Your goal.
When you write out the listing, keep each word exactly as it stands but include none of its images.

Raw data.
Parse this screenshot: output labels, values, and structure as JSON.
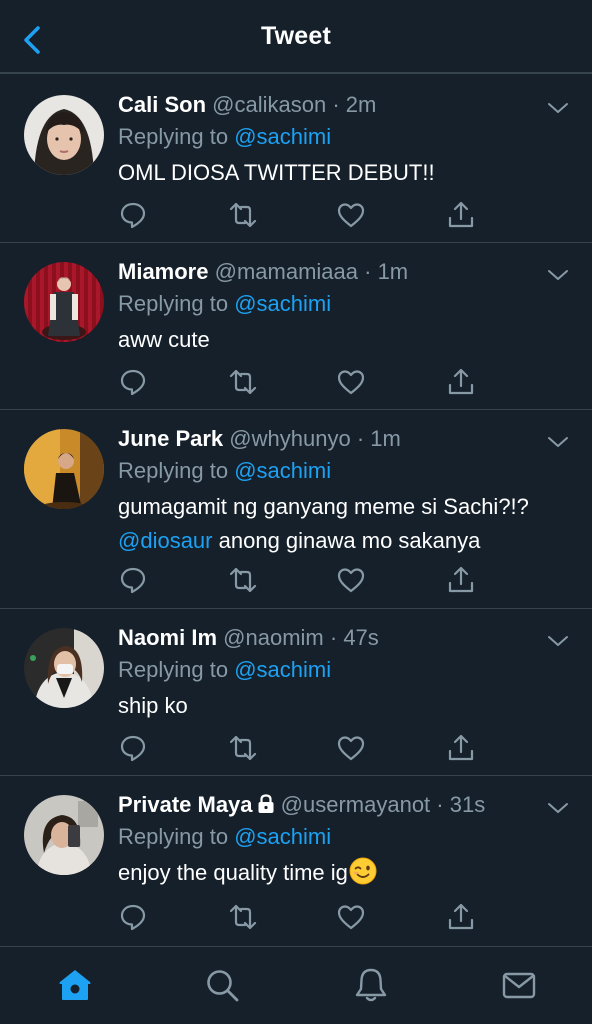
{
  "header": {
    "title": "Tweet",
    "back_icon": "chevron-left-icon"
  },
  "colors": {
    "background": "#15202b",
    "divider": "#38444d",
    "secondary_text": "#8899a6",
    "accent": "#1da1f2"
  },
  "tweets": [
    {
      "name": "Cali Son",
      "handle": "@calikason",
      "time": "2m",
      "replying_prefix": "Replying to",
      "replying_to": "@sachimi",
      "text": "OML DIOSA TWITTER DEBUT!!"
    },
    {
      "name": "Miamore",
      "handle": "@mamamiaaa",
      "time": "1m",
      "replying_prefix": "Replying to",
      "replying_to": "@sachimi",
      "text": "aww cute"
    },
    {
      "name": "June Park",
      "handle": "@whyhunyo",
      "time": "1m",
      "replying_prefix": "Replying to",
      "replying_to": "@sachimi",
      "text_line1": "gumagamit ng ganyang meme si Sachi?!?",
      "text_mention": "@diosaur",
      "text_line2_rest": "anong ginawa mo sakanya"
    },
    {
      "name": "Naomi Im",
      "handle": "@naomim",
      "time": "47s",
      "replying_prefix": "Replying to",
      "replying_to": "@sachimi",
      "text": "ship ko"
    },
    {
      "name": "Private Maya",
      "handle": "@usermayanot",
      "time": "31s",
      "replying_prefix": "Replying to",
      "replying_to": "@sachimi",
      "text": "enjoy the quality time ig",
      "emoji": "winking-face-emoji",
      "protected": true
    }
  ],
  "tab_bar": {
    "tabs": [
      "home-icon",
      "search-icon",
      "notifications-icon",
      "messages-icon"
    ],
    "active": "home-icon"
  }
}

Answer to this exercise.
Parse this screenshot: output labels, values, and structure as JSON.
{
  "header": {
    "title": "Tweet",
    "back_icon": "chevron-left-icon"
  },
  "colors": {
    "background": "#15202b",
    "divider": "#38444d",
    "secondary_text": "#8899a6",
    "accent": "#1da1f2"
  },
  "tweets": [
    {
      "name": "Cali Son",
      "handle": "@calikason",
      "time": "2m",
      "replying_prefix": "Replying to",
      "replying_to": "@sachimi",
      "text": "OML DIOSA TWITTER DEBUT!!"
    },
    {
      "name": "Miamore",
      "handle": "@mamamiaaa",
      "time": "1m",
      "replying_prefix": "Replying to",
      "replying_to": "@sachimi",
      "text": "aww cute"
    },
    {
      "name": "June Park",
      "handle": "@whyhunyo",
      "time": "1m",
      "replying_prefix": "Replying to",
      "replying_to": "@sachimi",
      "text_line1": "gumagamit ng ganyang meme si Sachi?!?",
      "text_mention": "@diosaur",
      "text_line2_rest": "anong ginawa mo sakanya"
    },
    {
      "name": "Naomi Im",
      "handle": "@naomim",
      "time": "47s",
      "replying_prefix": "Replying to",
      "replying_to": "@sachimi",
      "text": "ship ko"
    },
    {
      "name": "Private Maya",
      "handle": "@usermayanot",
      "time": "31s",
      "replying_prefix": "Replying to",
      "replying_to": "@sachimi",
      "text": "enjoy the quality time ig",
      "emoji": "winking-face-emoji",
      "protected": true
    }
  ],
  "tab_bar": {
    "tabs": [
      "home-icon",
      "search-icon",
      "notifications-icon",
      "messages-icon"
    ],
    "active": "home-icon"
  }
}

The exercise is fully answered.